Chronicle culture writer Steven Winn uses the near-concurrence of John Rockwell?s column on the comeliness of New York City Ballet Dancers and the Oscars as a point of meditation on our conflicted attitudes towards beauty:
?New York Times dance critic John Rockwell kicked up a minor tempest recently when he wrote, of ballet dancers, that “looks do count: for dramatic verisimilitude, for romantic illusion, for box-office excitement.” That such self-evident assertions would register as controversial says something about where we are these days in our unsettled view of beauty.

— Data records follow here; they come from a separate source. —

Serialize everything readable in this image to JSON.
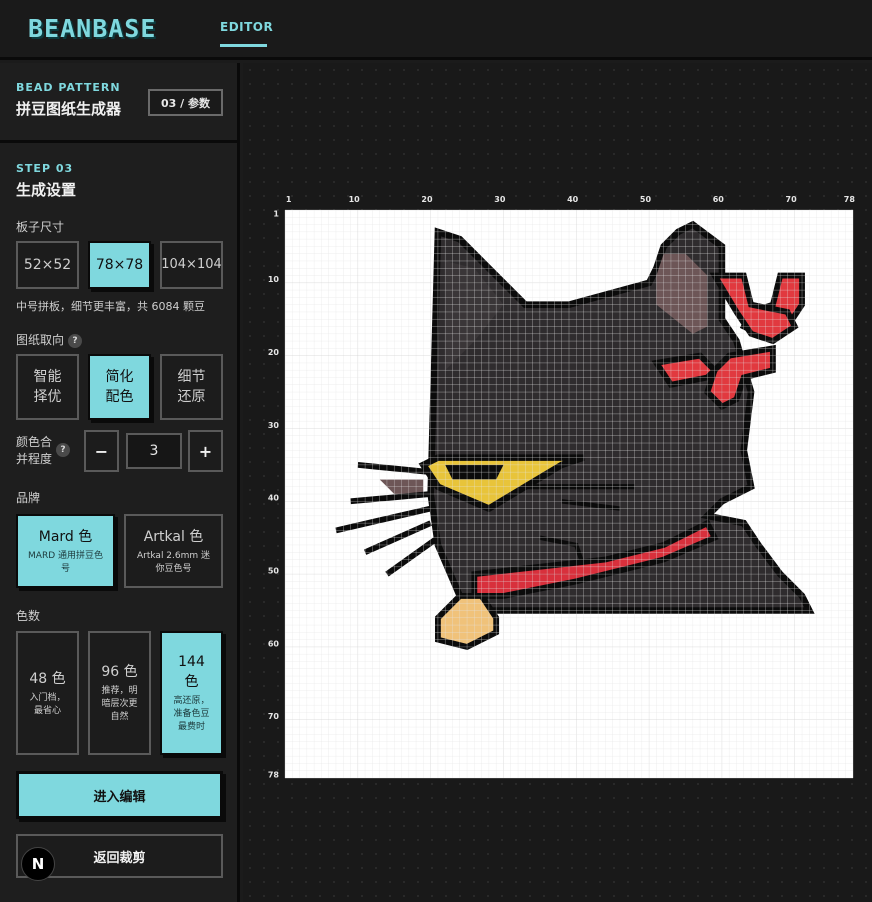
{
  "app": {
    "logo": "BEANBASE",
    "nav_editor": "EDITOR"
  },
  "panel": {
    "eyebrow": "BEAD PATTERN",
    "title": "拼豆图纸生成器",
    "step_pill": "03 / 参数"
  },
  "step": {
    "eyebrow": "STEP 03",
    "title": "生成设置"
  },
  "board_size": {
    "label": "板子尺寸",
    "options": [
      "52×52",
      "78×78",
      "104×104"
    ],
    "selected": "78×78",
    "hint": "中号拼板，细节更丰富，共 6084 颗豆"
  },
  "orientation": {
    "label": "图纸取向",
    "help_icon": "question-icon",
    "options": [
      "智能择优",
      "简化配色",
      "细节还原"
    ],
    "selected": "简化配色"
  },
  "merge": {
    "label": "颜色合并程度",
    "help_icon": "question-icon",
    "minus": "−",
    "plus": "+",
    "value": "3"
  },
  "brand": {
    "label": "品牌",
    "options": [
      {
        "name": "Mard 色",
        "desc": "MARD 通用拼豆色号"
      },
      {
        "name": "Artkal 色",
        "desc": "Artkal 2.6mm 迷你豆色号"
      }
    ],
    "selected": "Mard 色"
  },
  "colors": {
    "label": "色数",
    "options": [
      {
        "name": "48 色",
        "desc": "入门档，最省心"
      },
      {
        "name": "96 色",
        "desc": "推荐，明暗层次更自然"
      },
      {
        "name": "144 色",
        "desc": "高还原，准备色豆最费时"
      }
    ],
    "selected": "144 色"
  },
  "actions": {
    "enter_edit": "进入编辑",
    "back_crop": "返回裁剪",
    "badge": "N"
  },
  "pattern": {
    "grid_size": 78,
    "x_ticks": [
      "1",
      "10",
      "20",
      "30",
      "40",
      "50",
      "60",
      "70",
      "78"
    ],
    "y_ticks": [
      "1",
      "10",
      "20",
      "30",
      "40",
      "50",
      "60",
      "70",
      "78"
    ],
    "palette": {
      "background": "#ffffff",
      "outline": "#0b0b0b",
      "body": "#2f2c2e",
      "ear_inner": "#6d5657",
      "eye": "#e8c43a",
      "collar": "#d8303c",
      "bow": "#e1393f",
      "bell": "#f0c27a"
    }
  }
}
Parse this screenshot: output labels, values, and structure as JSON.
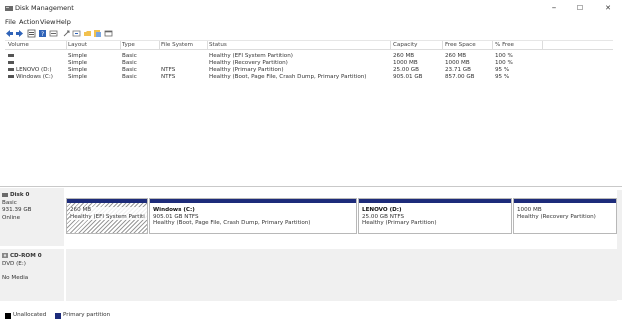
{
  "window": {
    "title": "Disk Management",
    "controls": {
      "minimize": "–",
      "maximize": "☐",
      "close": "✕"
    }
  },
  "menu": [
    "File",
    "Action",
    "View",
    "Help"
  ],
  "toolbar_icons": [
    "back-icon",
    "forward-icon",
    "list-view-icon",
    "help-icon",
    "properties-icon",
    "refresh-icon",
    "rescan-icon",
    "folder-icon",
    "help-topic-icon",
    "console-icon"
  ],
  "volumes": {
    "columns": [
      "Volume",
      "Layout",
      "Type",
      "File System",
      "Status",
      "Capacity",
      "Free Space",
      "% Free"
    ],
    "rows": [
      {
        "volume": "",
        "layout": "Simple",
        "type": "Basic",
        "fs": "",
        "status": "Healthy (EFI System Partition)",
        "capacity": "260 MB",
        "free": "260 MB",
        "pct": "100 %"
      },
      {
        "volume": "",
        "layout": "Simple",
        "type": "Basic",
        "fs": "",
        "status": "Healthy (Recovery Partition)",
        "capacity": "1000 MB",
        "free": "1000 MB",
        "pct": "100 %"
      },
      {
        "volume": "LENOVO (D:)",
        "layout": "Simple",
        "type": "Basic",
        "fs": "NTFS",
        "status": "Healthy (Primary Partition)",
        "capacity": "25.00 GB",
        "free": "23.71 GB",
        "pct": "95 %"
      },
      {
        "volume": "Windows (C:)",
        "layout": "Simple",
        "type": "Basic",
        "fs": "NTFS",
        "status": "Healthy (Boot, Page File, Crash Dump, Primary Partition)",
        "capacity": "905.01 GB",
        "free": "857.00 GB",
        "pct": "95 %"
      }
    ]
  },
  "disks": [
    {
      "name": "Disk 0",
      "type": "Basic",
      "size": "931.39 GB",
      "state": "Online",
      "partitions": [
        {
          "title": "",
          "size": "260 MB",
          "status": "Healthy (EFI System Partiti",
          "hatched": true
        },
        {
          "title": "Windows (C:)",
          "size": "905.01 GB NTFS",
          "status": "Healthy (Boot, Page File, Crash Dump, Primary Partition)",
          "hatched": false
        },
        {
          "title": "LENOVO (D:)",
          "size": "25.00 GB NTFS",
          "status": "Healthy (Primary Partition)",
          "hatched": false
        },
        {
          "title": "",
          "size": "1000 MB",
          "status": "Healthy (Recovery Partition)",
          "hatched": false
        }
      ]
    },
    {
      "name": "CD-ROM 0",
      "type": "DVD (E:)",
      "size": "",
      "state": "No Media"
    }
  ],
  "legend": [
    {
      "label": "Unallocated",
      "color": "#000000"
    },
    {
      "label": "Primary partition",
      "color": "#1d2b7a"
    }
  ],
  "colors": {
    "partition_bar": "#1d2b7a",
    "unallocated": "#000000"
  }
}
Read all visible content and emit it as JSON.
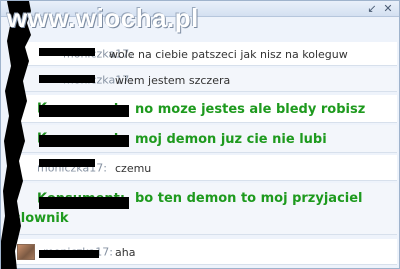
{
  "watermark": "www.wiocha.pl",
  "window": {
    "expand_icon": "expand-icon",
    "close_icon": "close-icon"
  },
  "messages": [
    {
      "nick": "moniczka17:",
      "text": "wole na ciebie patszeci jak nisz na koleguw",
      "style": "normal"
    },
    {
      "nick": "moniczka17:",
      "text": "wiem jestem szczera",
      "style": "normal"
    },
    {
      "nick": "Konsument:",
      "text": "no moze jestes ale bledy robisz",
      "style": "bold"
    },
    {
      "nick": "Konsument:",
      "text": "moj demon juz cie nie lubi",
      "style": "bold"
    },
    {
      "nick": "moniczka17:",
      "text": "czemu",
      "style": "normal"
    },
    {
      "nick": "Konsument:",
      "text": "bo ten demon to moj przyjaciel",
      "text2": "slownik",
      "style": "bold"
    },
    {
      "nick": "moniczka17:",
      "text": "aha",
      "style": "normal"
    }
  ]
}
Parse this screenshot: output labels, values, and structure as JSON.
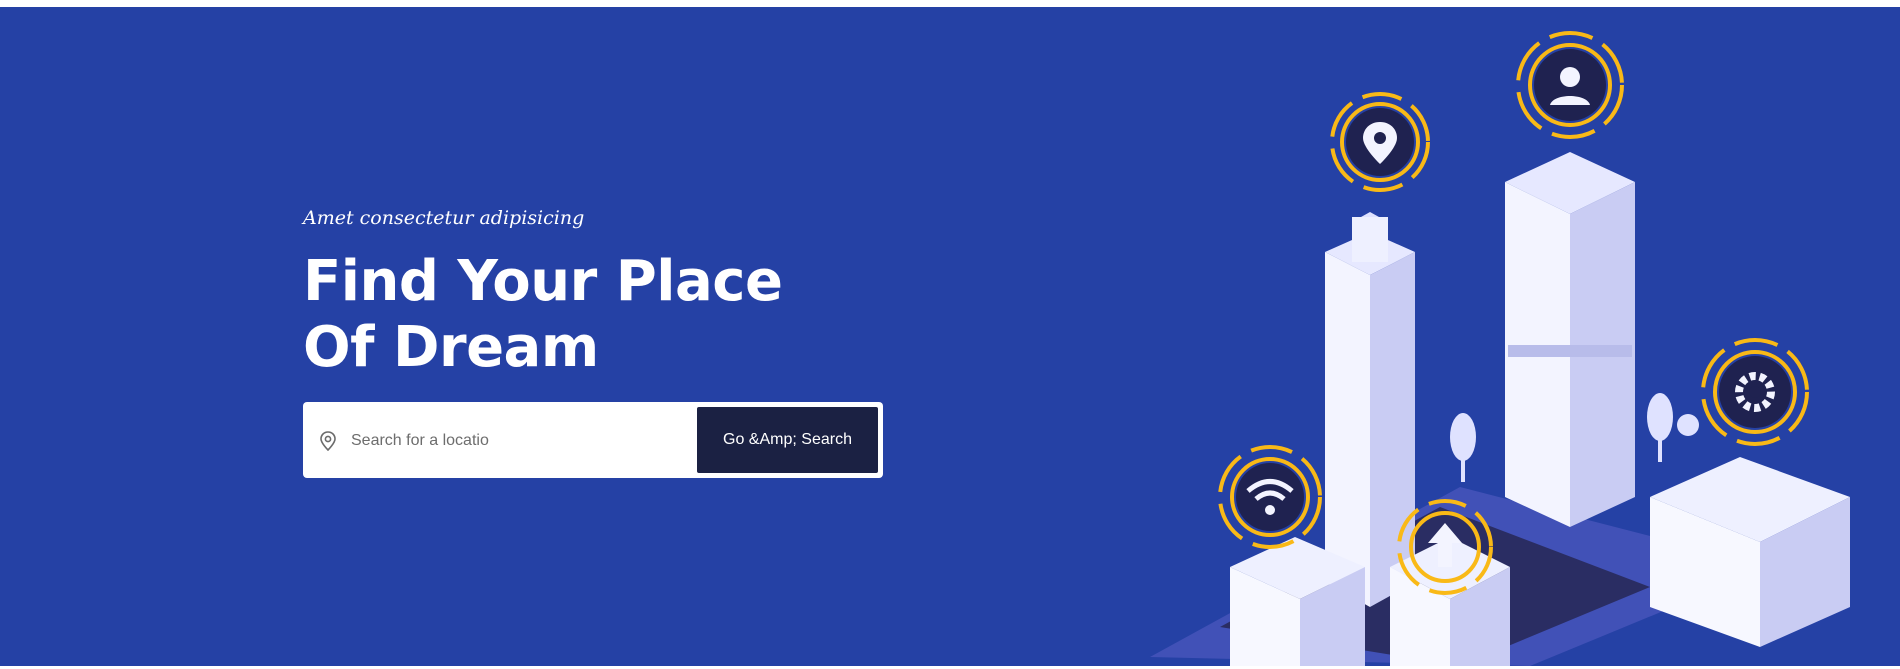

The dissonance in the culture runs deep. We tend to look at exquisite dancers, fashion models, gorgeous movie stars, even particularly lovely people in daily life as a slightly different species, part idols and part freaks who occupy an alternative plane. Being beautiful, we conclude, is some sort of uncrackable code. That conclusion allows us to diffuse envy and resentment into the more manageable components of rationalizing and discounting gorgeousness. We see beauty as a trick in some ways, a genetic ruse paired with the money, privilege and private trainers to cultivate it.?